Migrate Data Without Holding Business Back
Migrating to the cloud can be simplified by data virtualization.
- By Ravi Shankar
- June 15, 2017
Today's organizations are struggling to harness data both at rest and in motion to enable next-generation data architectures that power modern analytics. What does it take to adopt new technologies such as big data implementations and cloud-based analytics?
For many organizations, adopting any new infrastructure means upending deeply rooted on-premises systems that have been in place for decades. How does one go about doing that without bringing day-to-day operations to a grinding halt? The result would be like trying to change the tires while the car is running.
Large insurance companies are often in this bind. Many of them depend on decades-old mainframes that are the lifeblood of their business. For example, mainframes often support the production and dissemination of numerous reports that need to be delivered on a regular schedule, including sales and marketing performance, sales forecasting, and compliance. No insurance company would be able to sustain a prolonged interruption and risk forgoing these reports.
To reduce costs, large insurance companies do whatever they can to streamline business processes, but not at the expense of touching the mainframes, even if they see a way to improve the business. This is because interrupting the mainframes can have real consequences.
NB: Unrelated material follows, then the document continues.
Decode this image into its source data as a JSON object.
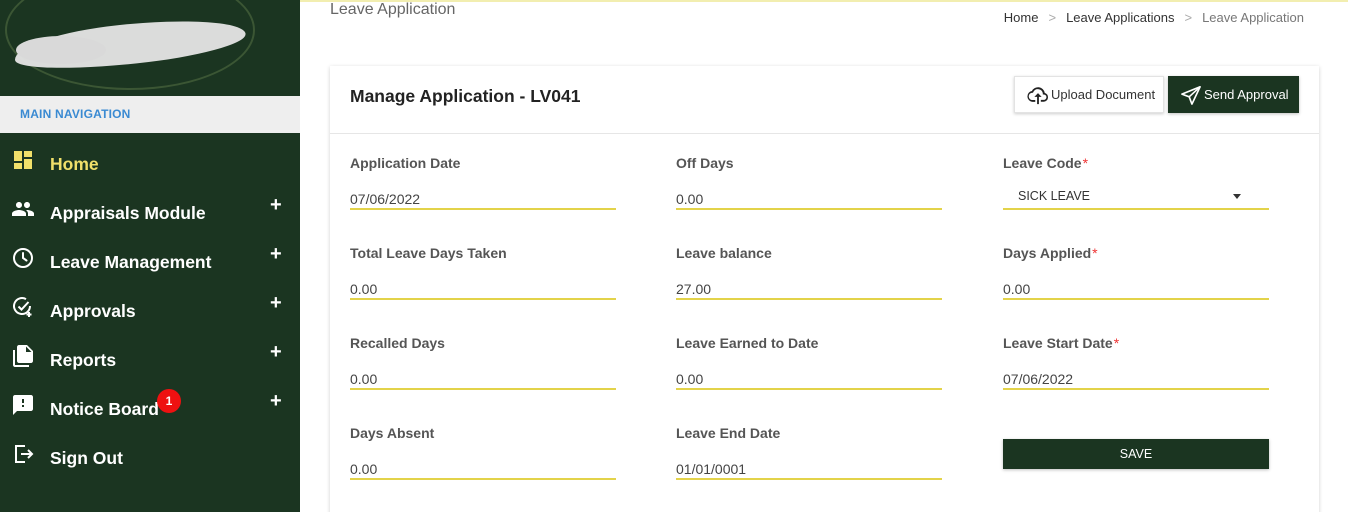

Many companies yearn to move to cloud-based infrastructure, inspired by the example of Amazon, which first made its mark as an online bookseller only to reinvent itself as the largest cloud services provider in the world. In the process, they added new revenue streams to their business and created a huge cloud-first market valued at billions of dollars. Unfortunately, many companies that began in the brick-and-mortar years are still hesitant to make the move to cloud because it involves too much risk to the original business.
Enter Data Virtualization
Data virtualization is one solution that can enable migrations and other profound transformations (such as database modernization) with no impact on daily operations. Most migration or modernization solutions first copy all the data from the current system to the new system to ensure that they are in sync and then point users to the new system. However, it is not easy or advisable to revert to the old system if there are any problems. Data virtualization uses a completely different strategy.
Rather than performing a hard switch from one system to the other, data virtualization establishes an abstraction layer that shields data consumers from underlying source systems without having to worry about where the data resides. Data consumers, whether individuals or applications, access the data from the data virtualization layer. That layer gets its view of the data from different sources, such as the current and new systems of a migration or modernization, and combines them into a virtual single repository in real time.
With a data virtualization layer in place, companies do not have to switch to the new system quickly to minimize downtime. Instead, they can slowly move the data from one source to another without impacting users in any way.
In fact, users will often not even be aware that a change has taken place, even if the change is a massive transformation from an on-premises infrastructure to one that is cloud based. If sources are ever moved or changed, data virtualization takes care of all the "rewiring" behind the scenes; again, users are abstracted from all the underlying complexity.
Data Virtualization and Big Data
Cloud migration isn't the only trend; many organizations are also moving to adopt big data implementations. This is because data volumes are growing so much that it is just not feasible from a cost perspective to store these volumes in a traditional system. Also, unstructured data, which is now the dominant data type, cannot be stored in structured systems such as data warehouses.
From a cost and ease-of-use perspective, big data implementations provide a measure of relief. However, many organizations with big data deployments also store a certain amount of data in traditional systems. In these cases, data is often fragmented across both types of systems simultaneously.
Here again, data virtualization establishes a layer above the two types of systems, and as far as users or applications that leverage data are concerned, all the data sits in "one" holistic system. Companies can move data between on-premises and big data systems at their discretion without impacting the data consumption side of the equation.
Make Your Move
As organizations look at these two megatrends -- migrating to cloud and big data systems -- they should see that both have a lot to offer. The benefits are poised to far outweigh the risks, especially because data virtualization can obviate many potential challenges, including downtime. Companies should seriously consider evolving their IT landscape to embrace modern data architectures that include data virtualization as a core technology.